WORK TO BE COMPLETED – Retype the records below exactly as they appear, but leave out any pictures.

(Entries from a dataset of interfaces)
====================

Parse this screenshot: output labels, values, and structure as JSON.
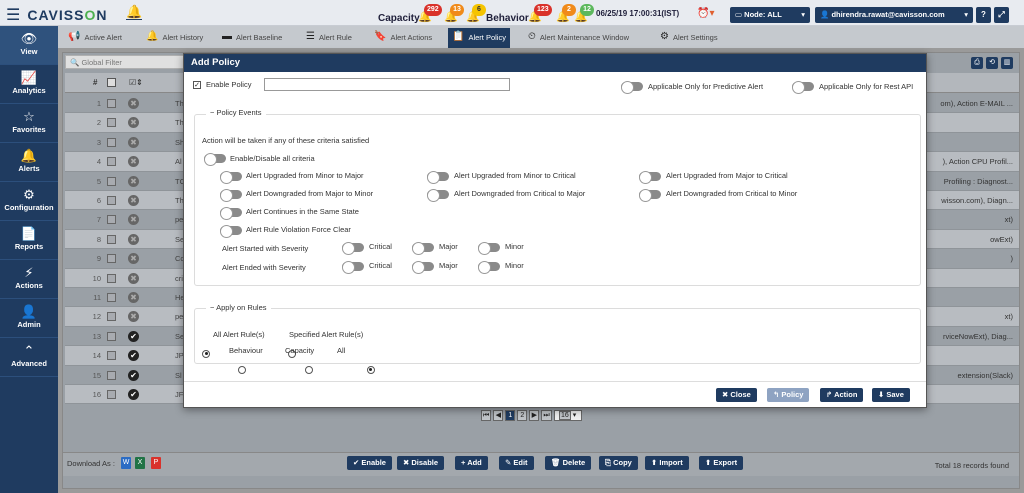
{
  "header": {
    "brand_prefix": "CAVISS",
    "brand_o": "O",
    "brand_suffix": "N",
    "capacity_label": "Capacity",
    "capacity_badges": [
      "292",
      "13",
      "6"
    ],
    "behavior_label": "Behavior",
    "behavior_badges": [
      "123",
      "2",
      "12"
    ],
    "datetime": "06/25/19 17:00:31(IST)",
    "node": "Node: ALL",
    "user": "dhirendra.rawat@cavisson.com",
    "help": "?",
    "expand": "⤢",
    "colors": {
      "brand": "#1f3b60",
      "accent_green": "#4cb050",
      "critical": "#d9322b",
      "major": "#f08a1a",
      "minor": "#f5c400"
    }
  },
  "leftnav": [
    {
      "label": "View",
      "icon": "eye-icon",
      "glyph": "👁"
    },
    {
      "label": "Analytics",
      "icon": "chart-icon",
      "glyph": "📈"
    },
    {
      "label": "Favorites",
      "icon": "star-icon",
      "glyph": "☆"
    },
    {
      "label": "Alerts",
      "icon": "bell-icon",
      "glyph": "🔔"
    },
    {
      "label": "Configuration",
      "icon": "gears-icon",
      "glyph": "⚙"
    },
    {
      "label": "Reports",
      "icon": "report-icon",
      "glyph": "📄"
    },
    {
      "label": "Actions",
      "icon": "actions-icon",
      "glyph": "⚡"
    },
    {
      "label": "Admin",
      "icon": "user-icon",
      "glyph": "👤"
    },
    {
      "label": "Advanced",
      "icon": "chevron-up-icon",
      "glyph": "⌃"
    }
  ],
  "tabs": [
    {
      "label": "Active Alert",
      "icon": "megaphone-icon",
      "glyph": "📢"
    },
    {
      "label": "Alert History",
      "icon": "bell-icon",
      "glyph": "🔔"
    },
    {
      "label": "Alert Baseline",
      "icon": "baseline-icon",
      "glyph": "▬"
    },
    {
      "label": "Alert Rule",
      "icon": "rule-icon",
      "glyph": "☰"
    },
    {
      "label": "Alert Actions",
      "icon": "bookmark-icon",
      "glyph": "🔖"
    },
    {
      "label": "Alert Policy",
      "icon": "policy-icon",
      "glyph": "📋"
    },
    {
      "label": "Alert Maintenance Window",
      "icon": "clock-icon",
      "glyph": "⏲"
    },
    {
      "label": "Alert Settings",
      "icon": "gear-icon",
      "glyph": "⚙"
    }
  ],
  "grid": {
    "filter_placeholder": "Global Filter",
    "hash": "#",
    "rows": [
      {
        "n": "1",
        "c": "Th",
        "r": "om), Action E-MAIL ..."
      },
      {
        "n": "2",
        "c": "Th",
        "r": ""
      },
      {
        "n": "3",
        "c": "Sh",
        "r": ""
      },
      {
        "n": "4",
        "c": "Al",
        "r": "), Action CPU Profil..."
      },
      {
        "n": "5",
        "c": "TC",
        "r": "Profiling : Diagnost..."
      },
      {
        "n": "6",
        "c": "Th",
        "r": "wisson.com), Diagn..."
      },
      {
        "n": "7",
        "c": "pe",
        "r": "xt)"
      },
      {
        "n": "8",
        "c": "Se",
        "r": "owExt)"
      },
      {
        "n": "9",
        "c": "Cc",
        "r": ")"
      },
      {
        "n": "10",
        "c": "cri",
        "r": ""
      },
      {
        "n": "11",
        "c": "He",
        "r": ""
      },
      {
        "n": "12",
        "c": "pe",
        "r": "xt)"
      },
      {
        "n": "13",
        "c": "Se",
        "r": "rviceNowExt), Diag..."
      },
      {
        "n": "14",
        "c": "JP",
        "r": ""
      },
      {
        "n": "15",
        "c": "Sl",
        "r": "extension(Slack)"
      },
      {
        "n": "16",
        "c": "JF",
        "r": ""
      }
    ],
    "pager": {
      "pages": [
        "1",
        "2"
      ],
      "page_size": "16"
    }
  },
  "footer": {
    "download_as": "Download As :",
    "buttons": [
      "Enable",
      "Disable",
      "Add",
      "Edit",
      "Delete",
      "Copy",
      "Import",
      "Export"
    ],
    "total": "Total 18 records found"
  },
  "modal": {
    "title": "Add Policy",
    "enable_policy": "Enable Policy",
    "policy_name_value": "",
    "predictive_only": "Applicable Only for Predictive Alert",
    "rest_api_only": "Applicable Only for Rest API",
    "policy_events_legend": "Policy Events",
    "criteria_note": "Action will be taken if any of these criteria satisfied",
    "enable_all": "Enable/Disable all criteria",
    "events": [
      "Alert Upgraded from Minor to Major",
      "Alert Upgraded from Minor to Critical",
      "Alert Upgraded from Major to Critical",
      "Alert Downgraded from Major to Minor",
      "Alert Downgraded from Critical to Major",
      "Alert Downgraded from Critical to Minor",
      "Alert Continues in the Same State",
      "Alert Rule Violation Force Clear"
    ],
    "started_with": "Alert Started with Severity",
    "ended_with": "Alert Ended with Severity",
    "severities": [
      "Critical",
      "Major",
      "Minor"
    ],
    "apply_legend": "Apply on Rules",
    "all_rules": "All Alert Rule(s)",
    "specified_rules": "Specified Alert Rule(s)",
    "type_options": [
      "Behaviour",
      "Capacity",
      "All"
    ],
    "buttons": {
      "close": "Close",
      "policy": "Policy",
      "action": "Action",
      "save": "Save"
    }
  }
}
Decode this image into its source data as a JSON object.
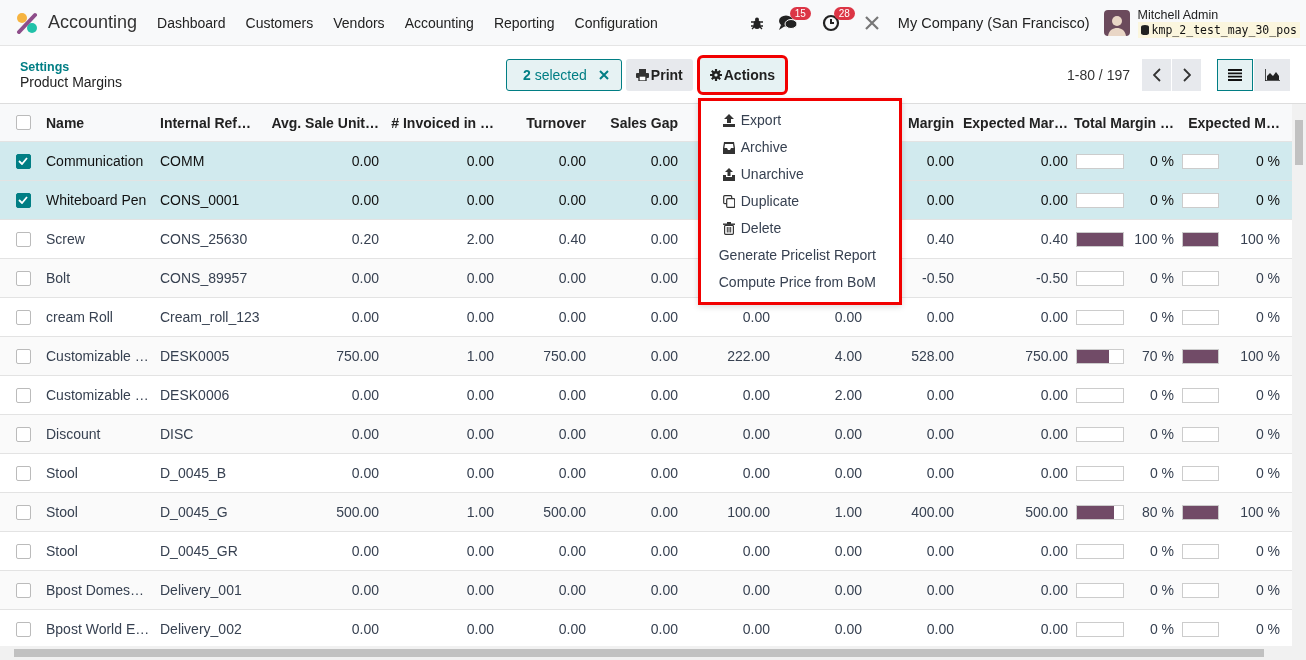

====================

ANSWER TO THIS EXERCISE –
Parse this screenshot: output labels, values, and structure as JSON.
{
  "header": {
    "brand_prefix": "CAVISS",
    "brand_o": "O",
    "brand_suffix": "N",
    "capacity_label": "Capacity",
    "capacity_badges": [
      "292",
      "13",
      "6"
    ],
    "behavior_label": "Behavior",
    "behavior_badges": [
      "123",
      "2",
      "12"
    ],
    "datetime": "06/25/19 17:00:31(IST)",
    "node": "Node: ALL",
    "user": "dhirendra.rawat@cavisson.com",
    "help": "?",
    "expand": "⤢",
    "colors": {
      "brand": "#1f3b60",
      "accent_green": "#4cb050",
      "critical": "#d9322b",
      "major": "#f08a1a",
      "minor": "#f5c400"
    }
  },
  "leftnav": [
    {
      "label": "View",
      "icon": "eye-icon",
      "glyph": "👁"
    },
    {
      "label": "Analytics",
      "icon": "chart-icon",
      "glyph": "📈"
    },
    {
      "label": "Favorites",
      "icon": "star-icon",
      "glyph": "☆"
    },
    {
      "label": "Alerts",
      "icon": "bell-icon",
      "glyph": "🔔"
    },
    {
      "label": "Configuration",
      "icon": "gears-icon",
      "glyph": "⚙"
    },
    {
      "label": "Reports",
      "icon": "report-icon",
      "glyph": "📄"
    },
    {
      "label": "Actions",
      "icon": "actions-icon",
      "glyph": "⚡"
    },
    {
      "label": "Admin",
      "icon": "user-icon",
      "glyph": "👤"
    },
    {
      "label": "Advanced",
      "icon": "chevron-up-icon",
      "glyph": "⌃"
    }
  ],
  "tabs": [
    {
      "label": "Active Alert",
      "icon": "megaphone-icon",
      "glyph": "📢"
    },
    {
      "label": "Alert History",
      "icon": "bell-icon",
      "glyph": "🔔"
    },
    {
      "label": "Alert Baseline",
      "icon": "baseline-icon",
      "glyph": "▬"
    },
    {
      "label": "Alert Rule",
      "icon": "rule-icon",
      "glyph": "☰"
    },
    {
      "label": "Alert Actions",
      "icon": "bookmark-icon",
      "glyph": "🔖"
    },
    {
      "label": "Alert Policy",
      "icon": "policy-icon",
      "glyph": "📋"
    },
    {
      "label": "Alert Maintenance Window",
      "icon": "clock-icon",
      "glyph": "⏲"
    },
    {
      "label": "Alert Settings",
      "icon": "gear-icon",
      "glyph": "⚙"
    }
  ],
  "grid": {
    "filter_placeholder": "Global Filter",
    "hash": "#",
    "rows": [
      {
        "n": "1",
        "c": "Th",
        "r": "om), Action E-MAIL ..."
      },
      {
        "n": "2",
        "c": "Th",
        "r": ""
      },
      {
        "n": "3",
        "c": "Sh",
        "r": ""
      },
      {
        "n": "4",
        "c": "Al",
        "r": "), Action CPU Profil..."
      },
      {
        "n": "5",
        "c": "TC",
        "r": "Profiling : Diagnost..."
      },
      {
        "n": "6",
        "c": "Th",
        "r": "wisson.com), Diagn..."
      },
      {
        "n": "7",
        "c": "pe",
        "r": "xt)"
      },
      {
        "n": "8",
        "c": "Se",
        "r": "owExt)"
      },
      {
        "n": "9",
        "c": "Cc",
        "r": ")"
      },
      {
        "n": "10",
        "c": "cri",
        "r": ""
      },
      {
        "n": "11",
        "c": "He",
        "r": ""
      },
      {
        "n": "12",
        "c": "pe",
        "r": "xt)"
      },
      {
        "n": "13",
        "c": "Se",
        "r": "rviceNowExt), Diag..."
      },
      {
        "n": "14",
        "c": "JP",
        "r": ""
      },
      {
        "n": "15",
        "c": "Sl",
        "r": "extension(Slack)"
      },
      {
        "n": "16",
        "c": "JF",
        "r": ""
      }
    ],
    "pager": {
      "pages": [
        "1",
        "2"
      ],
      "page_size": "16"
    }
  },
  "footer": {
    "download_as": "Download As :",
    "buttons": [
      "Enable",
      "Disable",
      "Add",
      "Edit",
      "Delete",
      "Copy",
      "Import",
      "Export"
    ],
    "total": "Total 18 records found"
  },
  "modal": {
    "title": "Add Policy",
    "enable_policy": "Enable Policy",
    "policy_name_value": "",
    "predictive_only": "Applicable Only for Predictive Alert",
    "rest_api_only": "Applicable Only for Rest API",
    "policy_events_legend": "Policy Events",
    "criteria_note": "Action will be taken if any of these criteria satisfied",
    "enable_all": "Enable/Disable all criteria",
    "events": [
      "Alert Upgraded from Minor to Major",
      "Alert Upgraded from Minor to Critical",
      "Alert Upgraded from Major to Critical",
      "Alert Downgraded from Major to Minor",
      "Alert Downgraded from Critical to Major",
      "Alert Downgraded from Critical to Minor",
      "Alert Continues in the Same State",
      "Alert Rule Violation Force Clear"
    ],
    "started_with": "Alert Started with Severity",
    "ended_with": "Alert Ended with Severity",
    "severities": [
      "Critical",
      "Major",
      "Minor"
    ],
    "apply_legend": "Apply on Rules",
    "all_rules": "All Alert Rule(s)",
    "specified_rules": "Specified Alert Rule(s)",
    "type_options": [
      "Behaviour",
      "Capacity",
      "All"
    ],
    "buttons": {
      "close": "Close",
      "policy": "Policy",
      "action": "Action",
      "save": "Save"
    }
  }
}
Decode this image into its source data as a JSON object.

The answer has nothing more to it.